Goeff J. M. Moret (National Park Service), Sarah Wright (National Park Service), Jennifer L. Bailard (National Park Service), Luke Sabala (National Park Service)

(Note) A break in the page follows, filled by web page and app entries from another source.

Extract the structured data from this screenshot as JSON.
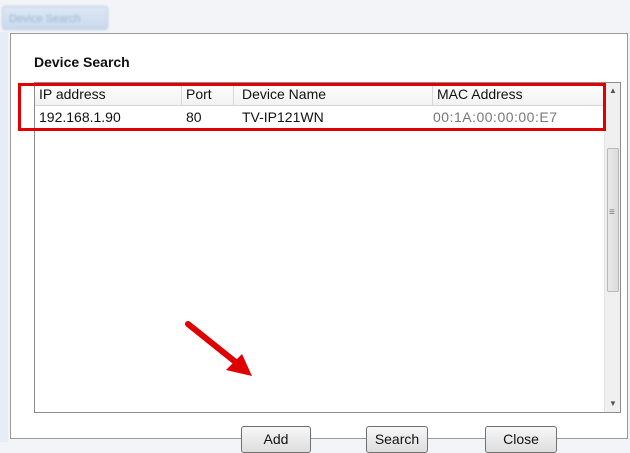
{
  "background": {
    "tab_label": "Device Search"
  },
  "dialog": {
    "title": "Device Search"
  },
  "table": {
    "columns": [
      "IP address",
      "Port",
      "Device Name",
      "MAC Address"
    ],
    "rows": [
      {
        "ip": "192.168.1.90",
        "port": "80",
        "device_name": "TV-IP121WN",
        "mac": "00:1A:00:00:00:E7"
      }
    ]
  },
  "scrollbar": {
    "menu_glyph": "≡"
  },
  "buttons": {
    "add": "Add",
    "search": "Search",
    "close": "Close"
  },
  "colors": {
    "highlight": "#e00000",
    "annotation_arrow": "#e00000"
  }
}
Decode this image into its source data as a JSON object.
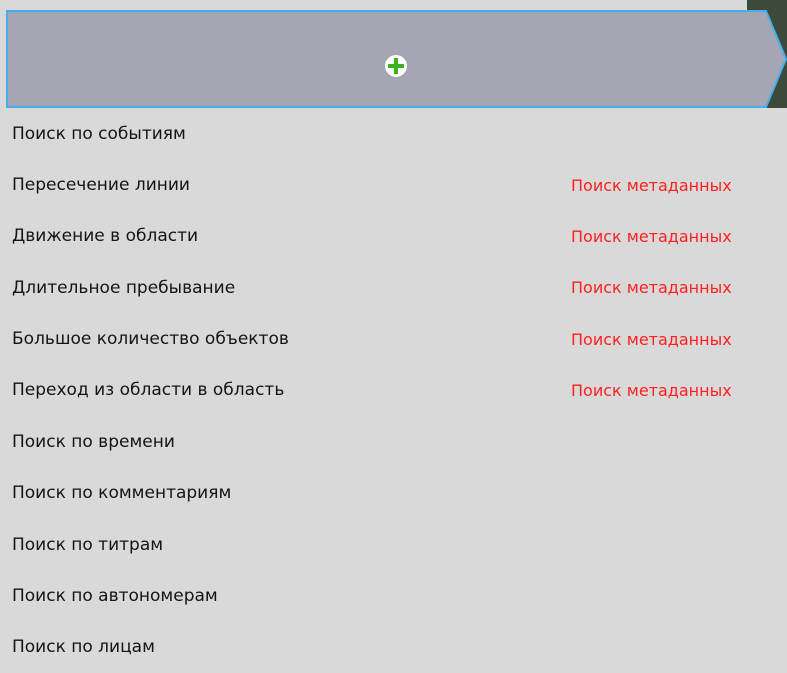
{
  "header": {
    "add_icon": "plus-circle-icon",
    "colors": {
      "tab_fill": "#a4a6b4",
      "tab_border": "#46aeea",
      "icon_circle": "#ffffff",
      "icon_plus": "#3cb21e",
      "background_dark": "#3c4a3c"
    }
  },
  "search_types": [
    {
      "label": "Поиск по событиям",
      "meta": ""
    },
    {
      "label": "Пересечение линии",
      "meta": "Поиск метаданных"
    },
    {
      "label": "Движение в области",
      "meta": "Поиск метаданных"
    },
    {
      "label": "Длительное пребывание",
      "meta": "Поиск метаданных"
    },
    {
      "label": "Большое количество объектов",
      "meta": "Поиск метаданных"
    },
    {
      "label": "Переход из области в область",
      "meta": "Поиск метаданных"
    },
    {
      "label": "Поиск по времени",
      "meta": ""
    },
    {
      "label": "Поиск по комментариям",
      "meta": ""
    },
    {
      "label": "Поиск по титрам",
      "meta": ""
    },
    {
      "label": "Поиск по автономерам",
      "meta": ""
    },
    {
      "label": "Поиск по лицам",
      "meta": ""
    }
  ],
  "colors": {
    "list_background": "#d9d9d9",
    "label_text": "#141414",
    "meta_text": "#ff2020"
  }
}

The Oasis of Mara in Joshua Tree National Park (JOTR) is one of approximately 160 fan palm oases in North America. The oasis supports a diverse ecosystem, and is of great cultural significance. A paved interpretive trail rings the oasis, making it one of the most highly-visited sites in the park. The Oasis of Mara is located in the Eastern Subbasin of the Joshua Tree Groundwater Basin, immediately to the south of Pinto Mountain Fault Zone. The fault impedes flow, forcing water to the surface. Historically, the oasis was a flowing spring with pools of water. However, the pools dried up in the 1940s due to declining groundwater levels. These declines reduced the extent of riparian vegetation in and around the oasis, and made the recruitment of new fan palms impossible. A 1974 USGS study (Swain 1974) found that “the principal cause of the decline probably is pumpage that exceeded natural recharge to the aquifer”. There was very little groundwater pumping in the Eastern Subbasin between 1960 and 1990. Water levels stabilized during these three decades, but they did not recover to their previous levels. The Twentynine Palms Water District (TPWD) greatly increased its groundwater withdrawals from the Eastern Subbasin beginning in 1991. This increased pumping corresponded to a steep decline in groundwater levels in the subbasin. Currently, the groundwater level at the Oasis of Mara is more than 30 feet below ground surface in a monitoring well located 100 feet to the south of the oasis, with approximately half of that decline occurring since 1990. Fan palm seeds require wet soil at the ground surface to germinate, and the maximum depth that fan palm roots can reach to access groundwater is approximately 13 feet. Therefore, declining groundwater levels threaten the survival of the fan palm oasis. JOTR has responded to the groundwater declines by irrigating the plants in the oasis. Given the magnitude of the groundwater declines the site, and the fact that groundwater levels did not rebound when pumping was greatly reduced for 30 years, it is likely that continued irrigation of the oasis is the best option for the survival of the palms and other riparian vegetation.